CANBERRA -- The words are clear and come from a 10 year old Australian girl demanding gender equality. A strong voice tells the nation, "I want girls to basically stop being treated as walking Barbie dolls".
Another young women states, "I want to change the way girls are treated". She added, "I want girls to be treated the way boys are treated".
And then something more basic, "I want girls to know they are good enough".
A new national online survey of 1,745 girls aged 10 to 17, conducted by Essential Research and released on Wednesday by girls' rights agency Plan International Australia to mark International Day of the Girl, has found an uninspiring, even damning situation: virtually all the girls who responded (98 percent) believe they are being treated adversely compared to boys.
This belief floods all areas of girls' lives: home, school, in popular culture and particularly in sport and the media.
When asked how to fix this, half of girls aged 10 to 14 replied with the suggestion: gender equality, including equal pay. What did they want? time and time again, "To be taken more seriously", "To be treated equally", "Wish we didn't get judged by what we look like or what we're wearing!" and "To not listen to hate".
It comes on the day girls and young women turn the tables on positions of power, by conducting 600 takeovers of positions of presidents, prime ministers, CEOs and parliamentarians in 60 countries, although 18 offices in Australia's federal parliament will have a delayed #GirlsTakeover on Wednesday, October the 18th, including that of Education Minister Simon Birmingham and Greens leader Richard Di Natale.
The young women will shadow the politicians throughout the day and are expected to press the MPs and Senators on improving the currently poor participation of young women in politics.
But today, on International Day of the Girl, the take over is elsewhere, including the Canadian PM Justin Trudeau, the ACT Legislative Assembly and the position of CEO at Plan International.
The newly released Plan International report called "Dream Gap" - the gap between what girls hope for in early in life and what they later believe is realistic for them - has found 40 percent of the responding girls think gender is the single biggest barrier to leadership, while almost all (93 percent) of girls aged 15-17 said it would be easier to get ahead in life if they were not judged on their appearance.
"Girls are internalising and recognising it is not the same if you are a boy or a girl, even in 2017," Plan International Deputy CEO Susanne Legena told HuffPost Australia. "We have got a lot of work to do if we want to create a much more equal society for boys and girls."
The report notes plummeting confidence as girls become teens.
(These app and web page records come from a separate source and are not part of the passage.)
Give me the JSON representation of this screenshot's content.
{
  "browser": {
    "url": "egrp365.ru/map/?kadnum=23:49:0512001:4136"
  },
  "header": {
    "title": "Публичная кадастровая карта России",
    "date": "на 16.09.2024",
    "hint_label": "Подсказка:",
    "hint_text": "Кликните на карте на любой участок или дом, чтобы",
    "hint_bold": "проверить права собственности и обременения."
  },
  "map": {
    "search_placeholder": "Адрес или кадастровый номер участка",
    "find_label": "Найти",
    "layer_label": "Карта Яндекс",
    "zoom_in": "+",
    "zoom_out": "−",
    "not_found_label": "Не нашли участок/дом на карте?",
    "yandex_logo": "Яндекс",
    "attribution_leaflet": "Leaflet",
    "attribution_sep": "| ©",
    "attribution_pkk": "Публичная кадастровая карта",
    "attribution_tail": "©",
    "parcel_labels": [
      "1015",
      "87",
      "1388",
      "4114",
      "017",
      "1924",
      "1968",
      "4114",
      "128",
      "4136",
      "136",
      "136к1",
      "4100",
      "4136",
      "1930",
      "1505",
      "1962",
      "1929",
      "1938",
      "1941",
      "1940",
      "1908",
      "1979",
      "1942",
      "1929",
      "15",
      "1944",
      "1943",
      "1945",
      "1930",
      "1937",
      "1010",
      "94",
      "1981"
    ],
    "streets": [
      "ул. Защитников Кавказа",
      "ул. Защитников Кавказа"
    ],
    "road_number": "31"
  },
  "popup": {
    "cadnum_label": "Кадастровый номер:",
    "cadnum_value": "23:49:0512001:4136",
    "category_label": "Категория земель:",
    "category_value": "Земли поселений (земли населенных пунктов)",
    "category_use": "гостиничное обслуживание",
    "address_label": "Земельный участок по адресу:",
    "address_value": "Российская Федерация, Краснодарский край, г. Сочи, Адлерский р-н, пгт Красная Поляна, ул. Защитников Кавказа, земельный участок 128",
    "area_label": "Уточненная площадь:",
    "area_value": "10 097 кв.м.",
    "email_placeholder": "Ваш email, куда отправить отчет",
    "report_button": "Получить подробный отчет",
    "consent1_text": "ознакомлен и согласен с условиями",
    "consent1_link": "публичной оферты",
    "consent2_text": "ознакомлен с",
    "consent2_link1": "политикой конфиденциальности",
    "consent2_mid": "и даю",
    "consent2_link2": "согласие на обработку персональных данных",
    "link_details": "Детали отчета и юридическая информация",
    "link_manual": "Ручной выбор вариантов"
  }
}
Fifty-six percent of girls view themselves as confident at 10, which drops to 44 per cent by the time they reach 17, to just 27 per cent when they reach adulthood (18-25).
"It is not an accident that the loss of confidence is happening at the same as you are entering puberty and your body is starting to change," Legena said.
"You start to feel like maybe your primary asset is really on your appearance and on your body.
"And you are probably taught that you need to keep that safe and if you don't, it is your fault. So it is not surprising to me that maybe girls would likely withdraw from the community and the outside world to protect themselves given that is what is happening."
The girls surveyed and Plan International want a ban on sexist advertising including industry regulations to ban photoshopped images of women, the streamlining of non-gendered school uniforms and gender pay audits for corporations.
"Gender stereotypes are really, really harmful both for boys and for girls, " Legena said.
"If you grow up thinking that men and women have certain set roles and that men have freedom and women are constrained by their bodies or by their opportunity, it is not really a surprise to me that in the political world or the corporate world or other places, ambitious women are viewed negatively and instead of being embraced or rewarded and that girls are looking at that and not putting themselves out there for that."
There's a concerted push to change advertising rules. France has just passed a law making it illegal to photoshop commercial images without disclosure and a fortnight ago, one of the world's most influential photo agencies, Getty, banned doctored stock images.
"The girls talk a lot in the report about this emphasis on bodies and on image over their abilities and their character," Legena explains. "So there is this kind of push to say, 'Why are we tolerating sexist advertising or excessive photoshopping of girls?' So they are growing up with really unhealthy stereotypes, stereotypes which are reinforcing a negative view of what boys and girls can be and who they are."
"There's a limit to what the girls are able to change themselves. So the callout is a rally to their parents and to the people with power and influence to be able to work them."